The NFLPA is challenging the Eagles’ refusal to pay Owens’ salary for the balance of the season and their refusal to let the banished star compete for a position on the club’s roster.
On November 23, arbitrator Richard Bloch upheld the team’s four-game suspension of Owens for conduct detrimental to the team, adding that the Eagles had the right to keep Owens on the inactive list for the remainder of the season. His suspension ended last week and he was restored to the 53-man roster.
“The Eagles told Terrell, the arbitrator, and the media that Terrell would be paid for the balance of this year when he returned from suspension, and now they are instead witholding his pay,” NFLPA general counsel Richard Berthelsen said in a statement. “We therefore filed this grievance both for his protection and that of players generally, who deserve to have their CBA and contracts enforced as written.”

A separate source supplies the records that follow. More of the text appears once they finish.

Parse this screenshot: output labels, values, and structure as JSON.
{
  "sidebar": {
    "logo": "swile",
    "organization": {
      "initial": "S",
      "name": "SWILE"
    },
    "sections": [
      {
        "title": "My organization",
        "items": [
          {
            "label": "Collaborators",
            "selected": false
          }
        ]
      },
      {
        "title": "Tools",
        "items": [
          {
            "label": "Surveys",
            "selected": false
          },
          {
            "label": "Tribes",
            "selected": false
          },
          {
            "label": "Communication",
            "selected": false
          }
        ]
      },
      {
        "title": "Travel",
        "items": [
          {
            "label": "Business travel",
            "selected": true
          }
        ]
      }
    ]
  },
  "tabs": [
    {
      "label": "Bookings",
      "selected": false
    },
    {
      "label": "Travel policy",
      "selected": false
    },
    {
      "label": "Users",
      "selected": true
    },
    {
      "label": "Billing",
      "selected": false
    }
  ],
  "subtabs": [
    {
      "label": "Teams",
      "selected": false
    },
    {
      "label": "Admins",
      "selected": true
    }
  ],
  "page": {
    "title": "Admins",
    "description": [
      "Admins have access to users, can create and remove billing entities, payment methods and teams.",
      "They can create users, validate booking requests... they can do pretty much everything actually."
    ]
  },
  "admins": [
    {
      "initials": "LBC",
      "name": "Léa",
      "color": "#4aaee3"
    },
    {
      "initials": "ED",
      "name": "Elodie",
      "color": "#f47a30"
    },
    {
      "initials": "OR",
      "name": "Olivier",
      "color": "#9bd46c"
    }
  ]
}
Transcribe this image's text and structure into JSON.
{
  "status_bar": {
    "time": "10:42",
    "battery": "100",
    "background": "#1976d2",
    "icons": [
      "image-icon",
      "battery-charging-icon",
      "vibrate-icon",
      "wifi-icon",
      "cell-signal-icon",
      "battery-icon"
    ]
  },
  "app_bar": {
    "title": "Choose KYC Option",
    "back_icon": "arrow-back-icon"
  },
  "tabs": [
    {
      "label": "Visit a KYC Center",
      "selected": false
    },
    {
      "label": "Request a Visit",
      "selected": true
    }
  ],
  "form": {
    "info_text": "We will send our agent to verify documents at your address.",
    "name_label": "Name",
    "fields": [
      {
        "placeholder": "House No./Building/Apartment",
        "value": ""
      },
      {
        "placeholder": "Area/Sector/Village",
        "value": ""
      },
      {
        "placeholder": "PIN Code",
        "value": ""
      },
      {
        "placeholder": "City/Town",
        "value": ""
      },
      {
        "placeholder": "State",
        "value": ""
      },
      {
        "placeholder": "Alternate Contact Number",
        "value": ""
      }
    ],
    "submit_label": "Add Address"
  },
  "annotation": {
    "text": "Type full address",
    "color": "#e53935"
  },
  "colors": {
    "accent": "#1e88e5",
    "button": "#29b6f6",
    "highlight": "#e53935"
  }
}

Owens’ suspension without pay cost him $764,706 of his $3.25 million base salary for this season. He was owed $955,882 over the final five games.
The Eagles reportedly informed Owens that he must repay $1.725 million of the $2.3 million signing bonus he received in March 2004. The team had the right to withhold his salary for the remainder of the season if he failed to repay the bonus.
The latest grievance asserts the Eagles are breaching the collective bargaining agreement maximum discipline provisions by offsetting Owens’ salary with claimed reimbursement of signing bonus monies, since such action constitues “double discipline” based upon his prior suspension.
There also are assertions that the Eagles’ banishment of Owens for the balance of the season is a breach of the standard provision in Owens’ contract, which requires the club to “employ a skilled football player.”
The grievance seeks monetary damages for Owens, including salary improperly withheld and any incentives or performance-based pay he is losing as a result of not being allowed to play for the remainder of the season.
In the original grievance hearing in November that lasted nearly 14 hours, Eagles coach Andy Reid cited 11 incidents in which Owens’ conduct was detrimental to the team.
It was enough to convince Bloch - who had a reputation for reducing punishments of players - that this suspension was warranted.
However, Reid made it clear that Owens would not be allowed to return to the team after the suspension was over. Bloch’s ruling also justified Reid’s permanent banishment of Owens, stating the Eagles had the right to keep Owens away from the practice facility following the suspension.
The NFLPA was upset with Bloch’s decision, claiming Owens “had a right to a legitimate reinstatement.”
Owens is in the second year of a seven-year, $48.97 million contract but will never suit up for the Eagles again. They will release him before a $5 million roster bonus is due in March.
Owens became a major distraction to the Eagles after he hired agent Drew Rosenhaus in the offseason to renegotiate a contract, which was not among the NFL’s top 10 highest-paid receivers. He was kicked out of practice in training week for a week by Reid due to disruptive behavior.
Owens apologized for his latest transgressions - criticisms of quarterback Donovan McNabb and the organization in an ESPN.com interview - and wanted to return to the Eagles. But Reid refused to take him back, citing an “accumulation” of incidents.
Despite being regarded as one of the NFL’s best wideouts, Owens clearly hurt his market value with his petulant behavior.
Along with verbally attacking McNabb on three occasions and criticizing the organization, Owens also reportedly was involved in a locker room fight with Hugh Douglas, the team’s community relations director.
Just over nine months removed from the Super Bowl, the Eagles are 5-7 and in last place in the NFC East. They are 1-4 since suspending Owens, who had 47 catches for 763 yards and six touchdowns in seven games this season.
Last season, Owens had 77 catches for 1,200 yards and a franchise-record 14 receiving touchdowns before severely injuring his ankle against Dallas.
After missing the final two regular-season games and two playoff games, he made a courageous return and had nine catches for 122 yards in a 24-21 loss to New England in Super Bowl XXXIX.